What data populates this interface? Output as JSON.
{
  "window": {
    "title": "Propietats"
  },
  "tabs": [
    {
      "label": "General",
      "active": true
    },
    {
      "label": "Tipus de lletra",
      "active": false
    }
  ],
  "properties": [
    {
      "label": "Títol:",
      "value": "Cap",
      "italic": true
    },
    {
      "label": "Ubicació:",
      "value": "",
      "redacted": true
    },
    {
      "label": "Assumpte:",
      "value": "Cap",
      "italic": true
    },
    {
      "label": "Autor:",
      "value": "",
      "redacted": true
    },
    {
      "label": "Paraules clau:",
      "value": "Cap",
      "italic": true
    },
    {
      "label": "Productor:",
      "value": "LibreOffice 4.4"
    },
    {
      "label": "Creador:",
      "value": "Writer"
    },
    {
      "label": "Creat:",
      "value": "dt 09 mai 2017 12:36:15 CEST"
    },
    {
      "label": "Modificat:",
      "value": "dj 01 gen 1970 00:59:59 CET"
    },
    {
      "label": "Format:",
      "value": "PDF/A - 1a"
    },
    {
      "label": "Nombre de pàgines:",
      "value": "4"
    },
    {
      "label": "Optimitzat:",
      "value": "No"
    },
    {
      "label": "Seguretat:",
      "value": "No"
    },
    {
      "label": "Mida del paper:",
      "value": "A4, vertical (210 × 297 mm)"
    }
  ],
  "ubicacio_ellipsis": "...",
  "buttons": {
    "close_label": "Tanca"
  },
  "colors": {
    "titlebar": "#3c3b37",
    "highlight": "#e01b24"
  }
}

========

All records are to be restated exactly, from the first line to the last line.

* Task solution *
What data populates this interface? Output as JSON.
{
  "window": {
    "title": "Propietats"
  },
  "tabs": [
    {
      "label": "General",
      "active": true
    },
    {
      "label": "Tipus de lletra",
      "active": false
    }
  ],
  "properties": [
    {
      "label": "Títol:",
      "value": "Cap",
      "italic": true
    },
    {
      "label": "Ubicació:",
      "value": "",
      "redacted": true
    },
    {
      "label": "Assumpte:",
      "value": "Cap",
      "italic": true
    },
    {
      "label": "Autor:",
      "value": "",
      "redacted": true
    },
    {
      "label": "Paraules clau:",
      "value": "Cap",
      "italic": true
    },
    {
      "label": "Productor:",
      "value": "LibreOffice 4.4"
    },
    {
      "label": "Creador:",
      "value": "Writer"
    },
    {
      "label": "Creat:",
      "value": "dt 09 mai 2017 12:36:15 CEST"
    },
    {
      "label": "Modificat:",
      "value": "dj 01 gen 1970 00:59:59 CET"
    },
    {
      "label": "Format:",
      "value": "PDF/A - 1a"
    },
    {
      "label": "Nombre de pàgines:",
      "value": "4"
    },
    {
      "label": "Optimitzat:",
      "value": "No"
    },
    {
      "label": "Seguretat:",
      "value": "No"
    },
    {
      "label": "Mida del paper:",
      "value": "A4, vertical (210 × 297 mm)"
    }
  ],
  "ubicacio_ellipsis": "...",
  "buttons": {
    "close_label": "Tanca"
  },
  "colors": {
    "titlebar": "#3c3b37",
    "highlight": "#e01b24"
  }
}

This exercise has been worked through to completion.